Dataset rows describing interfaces

++++++

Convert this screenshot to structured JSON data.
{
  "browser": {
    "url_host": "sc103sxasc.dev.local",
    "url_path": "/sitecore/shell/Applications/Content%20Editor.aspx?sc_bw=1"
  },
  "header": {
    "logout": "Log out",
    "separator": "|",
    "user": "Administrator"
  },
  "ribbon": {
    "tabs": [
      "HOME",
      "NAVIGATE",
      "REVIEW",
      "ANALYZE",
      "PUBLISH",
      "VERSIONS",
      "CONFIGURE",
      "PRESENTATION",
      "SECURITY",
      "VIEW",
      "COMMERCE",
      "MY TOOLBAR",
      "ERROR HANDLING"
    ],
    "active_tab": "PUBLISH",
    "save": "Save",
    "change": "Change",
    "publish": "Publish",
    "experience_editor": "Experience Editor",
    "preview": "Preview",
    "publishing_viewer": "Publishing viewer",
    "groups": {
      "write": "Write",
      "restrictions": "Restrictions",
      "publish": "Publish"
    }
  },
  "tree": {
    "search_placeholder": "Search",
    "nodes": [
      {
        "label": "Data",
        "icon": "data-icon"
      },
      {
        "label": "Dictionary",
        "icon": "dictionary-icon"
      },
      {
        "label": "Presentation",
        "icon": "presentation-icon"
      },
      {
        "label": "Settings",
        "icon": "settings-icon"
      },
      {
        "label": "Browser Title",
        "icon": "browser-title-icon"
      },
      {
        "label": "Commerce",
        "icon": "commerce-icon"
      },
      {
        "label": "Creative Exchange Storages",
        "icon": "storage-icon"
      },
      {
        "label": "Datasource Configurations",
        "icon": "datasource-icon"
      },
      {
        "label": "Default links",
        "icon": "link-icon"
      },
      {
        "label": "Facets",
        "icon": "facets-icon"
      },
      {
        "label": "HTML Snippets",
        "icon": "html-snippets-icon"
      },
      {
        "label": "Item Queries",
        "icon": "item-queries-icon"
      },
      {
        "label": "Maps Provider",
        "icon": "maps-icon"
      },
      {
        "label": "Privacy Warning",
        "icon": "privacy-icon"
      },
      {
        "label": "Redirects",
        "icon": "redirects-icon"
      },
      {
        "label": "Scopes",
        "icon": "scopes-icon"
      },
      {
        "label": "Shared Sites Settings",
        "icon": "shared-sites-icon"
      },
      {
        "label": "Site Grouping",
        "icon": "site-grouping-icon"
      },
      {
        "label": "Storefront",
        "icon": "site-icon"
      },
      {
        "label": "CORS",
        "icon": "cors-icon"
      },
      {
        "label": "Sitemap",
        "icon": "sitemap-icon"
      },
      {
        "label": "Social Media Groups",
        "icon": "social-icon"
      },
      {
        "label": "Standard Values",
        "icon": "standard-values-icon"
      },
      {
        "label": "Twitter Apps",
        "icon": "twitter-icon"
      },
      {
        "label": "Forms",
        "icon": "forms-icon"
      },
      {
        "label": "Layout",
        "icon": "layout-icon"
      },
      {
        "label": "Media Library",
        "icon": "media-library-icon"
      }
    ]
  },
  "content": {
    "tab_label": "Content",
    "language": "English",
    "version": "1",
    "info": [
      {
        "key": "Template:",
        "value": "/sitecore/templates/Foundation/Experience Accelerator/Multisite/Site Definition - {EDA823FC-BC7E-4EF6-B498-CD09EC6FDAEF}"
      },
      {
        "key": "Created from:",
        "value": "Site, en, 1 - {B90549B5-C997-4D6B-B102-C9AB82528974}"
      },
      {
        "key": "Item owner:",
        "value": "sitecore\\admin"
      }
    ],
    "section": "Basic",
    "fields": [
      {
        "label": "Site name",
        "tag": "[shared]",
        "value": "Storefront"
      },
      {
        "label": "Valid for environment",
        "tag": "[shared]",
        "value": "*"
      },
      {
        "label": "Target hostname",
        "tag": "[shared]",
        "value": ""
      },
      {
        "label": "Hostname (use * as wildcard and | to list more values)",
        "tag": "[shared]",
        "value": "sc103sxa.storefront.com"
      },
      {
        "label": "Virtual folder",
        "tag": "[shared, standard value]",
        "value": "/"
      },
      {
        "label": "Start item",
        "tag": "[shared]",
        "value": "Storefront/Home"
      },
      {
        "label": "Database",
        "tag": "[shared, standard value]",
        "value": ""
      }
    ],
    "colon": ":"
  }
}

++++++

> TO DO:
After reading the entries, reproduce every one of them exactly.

> OUTPUT:
Convert this screenshot to structured JSON data.
{
  "browser": {
    "url_host": "sc103sxasc.dev.local",
    "url_path": "/sitecore/shell/Applications/Content%20Editor.aspx?sc_bw=1"
  },
  "header": {
    "logout": "Log out",
    "separator": "|",
    "user": "Administrator"
  },
  "ribbon": {
    "tabs": [
      "HOME",
      "NAVIGATE",
      "REVIEW",
      "ANALYZE",
      "PUBLISH",
      "VERSIONS",
      "CONFIGURE",
      "PRESENTATION",
      "SECURITY",
      "VIEW",
      "COMMERCE",
      "MY TOOLBAR",
      "ERROR HANDLING"
    ],
    "active_tab": "PUBLISH",
    "save": "Save",
    "change": "Change",
    "publish": "Publish",
    "experience_editor": "Experience Editor",
    "preview": "Preview",
    "publishing_viewer": "Publishing viewer",
    "groups": {
      "write": "Write",
      "restrictions": "Restrictions",
      "publish": "Publish"
    }
  },
  "tree": {
    "search_placeholder": "Search",
    "nodes": [
      {
        "label": "Data",
        "icon": "data-icon"
      },
      {
        "label": "Dictionary",
        "icon": "dictionary-icon"
      },
      {
        "label": "Presentation",
        "icon": "presentation-icon"
      },
      {
        "label": "Settings",
        "icon": "settings-icon"
      },
      {
        "label": "Browser Title",
        "icon": "browser-title-icon"
      },
      {
        "label": "Commerce",
        "icon": "commerce-icon"
      },
      {
        "label": "Creative Exchange Storages",
        "icon": "storage-icon"
      },
      {
        "label": "Datasource Configurations",
        "icon": "datasource-icon"
      },
      {
        "label": "Default links",
        "icon": "link-icon"
      },
      {
        "label": "Facets",
        "icon": "facets-icon"
      },
      {
        "label": "HTML Snippets",
        "icon": "html-snippets-icon"
      },
      {
        "label": "Item Queries",
        "icon": "item-queries-icon"
      },
      {
        "label": "Maps Provider",
        "icon": "maps-icon"
      },
      {
        "label": "Privacy Warning",
        "icon": "privacy-icon"
      },
      {
        "label": "Redirects",
        "icon": "redirects-icon"
      },
      {
        "label": "Scopes",
        "icon": "scopes-icon"
      },
      {
        "label": "Shared Sites Settings",
        "icon": "shared-sites-icon"
      },
      {
        "label": "Site Grouping",
        "icon": "site-grouping-icon"
      },
      {
        "label": "Storefront",
        "icon": "site-icon"
      },
      {
        "label": "CORS",
        "icon": "cors-icon"
      },
      {
        "label": "Sitemap",
        "icon": "sitemap-icon"
      },
      {
        "label": "Social Media Groups",
        "icon": "social-icon"
      },
      {
        "label": "Standard Values",
        "icon": "standard-values-icon"
      },
      {
        "label": "Twitter Apps",
        "icon": "twitter-icon"
      },
      {
        "label": "Forms",
        "icon": "forms-icon"
      },
      {
        "label": "Layout",
        "icon": "layout-icon"
      },
      {
        "label": "Media Library",
        "icon": "media-library-icon"
      }
    ]
  },
  "content": {
    "tab_label": "Content",
    "language": "English",
    "version": "1",
    "info": [
      {
        "key": "Template:",
        "value": "/sitecore/templates/Foundation/Experience Accelerator/Multisite/Site Definition - {EDA823FC-BC7E-4EF6-B498-CD09EC6FDAEF}"
      },
      {
        "key": "Created from:",
        "value": "Site, en, 1 - {B90549B5-C997-4D6B-B102-C9AB82528974}"
      },
      {
        "key": "Item owner:",
        "value": "sitecore\\admin"
      }
    ],
    "section": "Basic",
    "fields": [
      {
        "label": "Site name",
        "tag": "[shared]",
        "value": "Storefront"
      },
      {
        "label": "Valid for environment",
        "tag": "[shared]",
        "value": "*"
      },
      {
        "label": "Target hostname",
        "tag": "[shared]",
        "value": ""
      },
      {
        "label": "Hostname (use * as wildcard and | to list more values)",
        "tag": "[shared]",
        "value": "sc103sxa.storefront.com"
      },
      {
        "label": "Virtual folder",
        "tag": "[shared, standard value]",
        "value": "/"
      },
      {
        "label": "Start item",
        "tag": "[shared]",
        "value": "Storefront/Home"
      },
      {
        "label": "Database",
        "tag": "[shared, standard value]",
        "value": ""
      }
    ],
    "colon": ":"
  }
}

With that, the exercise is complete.